When you copy the records that follow, please keep every word exactly as it is and leave out the pictures.

[Opening RECORDED DATA section]

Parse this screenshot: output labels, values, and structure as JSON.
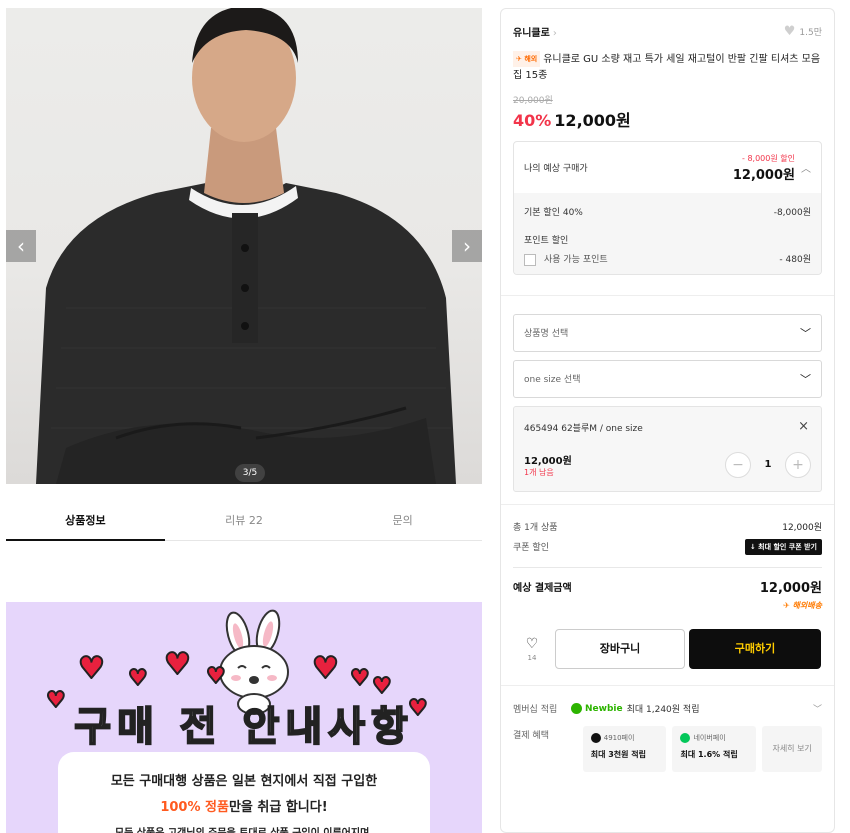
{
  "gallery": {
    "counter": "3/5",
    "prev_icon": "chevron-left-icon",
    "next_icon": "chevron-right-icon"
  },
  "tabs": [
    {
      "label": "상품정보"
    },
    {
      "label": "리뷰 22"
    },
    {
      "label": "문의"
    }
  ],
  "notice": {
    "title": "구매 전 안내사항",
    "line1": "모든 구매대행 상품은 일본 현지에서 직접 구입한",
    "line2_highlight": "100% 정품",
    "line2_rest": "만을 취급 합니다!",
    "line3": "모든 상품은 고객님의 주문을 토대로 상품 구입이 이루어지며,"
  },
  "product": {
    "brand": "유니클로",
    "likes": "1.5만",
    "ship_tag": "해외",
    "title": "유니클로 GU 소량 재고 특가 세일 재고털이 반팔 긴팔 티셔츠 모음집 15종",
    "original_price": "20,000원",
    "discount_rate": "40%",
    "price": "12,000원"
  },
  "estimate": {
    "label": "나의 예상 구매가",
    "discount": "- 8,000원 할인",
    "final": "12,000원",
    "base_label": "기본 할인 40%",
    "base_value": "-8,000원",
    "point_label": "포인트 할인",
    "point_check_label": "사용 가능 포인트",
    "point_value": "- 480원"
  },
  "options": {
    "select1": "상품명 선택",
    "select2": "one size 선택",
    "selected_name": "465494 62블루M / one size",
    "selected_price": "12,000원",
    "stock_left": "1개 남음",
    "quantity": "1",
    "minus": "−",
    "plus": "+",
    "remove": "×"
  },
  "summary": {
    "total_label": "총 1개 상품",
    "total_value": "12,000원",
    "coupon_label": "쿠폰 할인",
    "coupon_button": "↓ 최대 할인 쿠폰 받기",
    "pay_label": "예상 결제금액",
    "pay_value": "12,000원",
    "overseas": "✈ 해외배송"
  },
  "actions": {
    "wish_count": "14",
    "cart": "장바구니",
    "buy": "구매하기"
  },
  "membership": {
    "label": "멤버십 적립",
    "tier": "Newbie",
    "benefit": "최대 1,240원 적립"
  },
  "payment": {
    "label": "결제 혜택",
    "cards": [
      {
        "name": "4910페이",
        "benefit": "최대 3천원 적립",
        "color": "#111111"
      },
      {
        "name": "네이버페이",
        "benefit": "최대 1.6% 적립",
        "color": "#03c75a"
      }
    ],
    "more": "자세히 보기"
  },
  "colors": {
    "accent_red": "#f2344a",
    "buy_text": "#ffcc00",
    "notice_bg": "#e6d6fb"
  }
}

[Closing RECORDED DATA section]

● **RESULT OF THIS TASK**:
Parse this screenshot: output labels, values, and structure as JSON.
{
  "gallery": {
    "counter": "3/5",
    "prev_icon": "chevron-left-icon",
    "next_icon": "chevron-right-icon"
  },
  "tabs": [
    {
      "label": "상품정보"
    },
    {
      "label": "리뷰 22"
    },
    {
      "label": "문의"
    }
  ],
  "notice": {
    "title": "구매 전 안내사항",
    "line1": "모든 구매대행 상품은 일본 현지에서 직접 구입한",
    "line2_highlight": "100% 정품",
    "line2_rest": "만을 취급 합니다!",
    "line3": "모든 상품은 고객님의 주문을 토대로 상품 구입이 이루어지며,"
  },
  "product": {
    "brand": "유니클로",
    "likes": "1.5만",
    "ship_tag": "해외",
    "title": "유니클로 GU 소량 재고 특가 세일 재고털이 반팔 긴팔 티셔츠 모음집 15종",
    "original_price": "20,000원",
    "discount_rate": "40%",
    "price": "12,000원"
  },
  "estimate": {
    "label": "나의 예상 구매가",
    "discount": "- 8,000원 할인",
    "final": "12,000원",
    "base_label": "기본 할인 40%",
    "base_value": "-8,000원",
    "point_label": "포인트 할인",
    "point_check_label": "사용 가능 포인트",
    "point_value": "- 480원"
  },
  "options": {
    "select1": "상품명 선택",
    "select2": "one size 선택",
    "selected_name": "465494 62블루M / one size",
    "selected_price": "12,000원",
    "stock_left": "1개 남음",
    "quantity": "1",
    "minus": "−",
    "plus": "+",
    "remove": "×"
  },
  "summary": {
    "total_label": "총 1개 상품",
    "total_value": "12,000원",
    "coupon_label": "쿠폰 할인",
    "coupon_button": "↓ 최대 할인 쿠폰 받기",
    "pay_label": "예상 결제금액",
    "pay_value": "12,000원",
    "overseas": "✈ 해외배송"
  },
  "actions": {
    "wish_count": "14",
    "cart": "장바구니",
    "buy": "구매하기"
  },
  "membership": {
    "label": "멤버십 적립",
    "tier": "Newbie",
    "benefit": "최대 1,240원 적립"
  },
  "payment": {
    "label": "결제 혜택",
    "cards": [
      {
        "name": "4910페이",
        "benefit": "최대 3천원 적립",
        "color": "#111111"
      },
      {
        "name": "네이버페이",
        "benefit": "최대 1.6% 적립",
        "color": "#03c75a"
      }
    ],
    "more": "자세히 보기"
  },
  "colors": {
    "accent_red": "#f2344a",
    "buy_text": "#ffcc00",
    "notice_bg": "#e6d6fb"
  }
}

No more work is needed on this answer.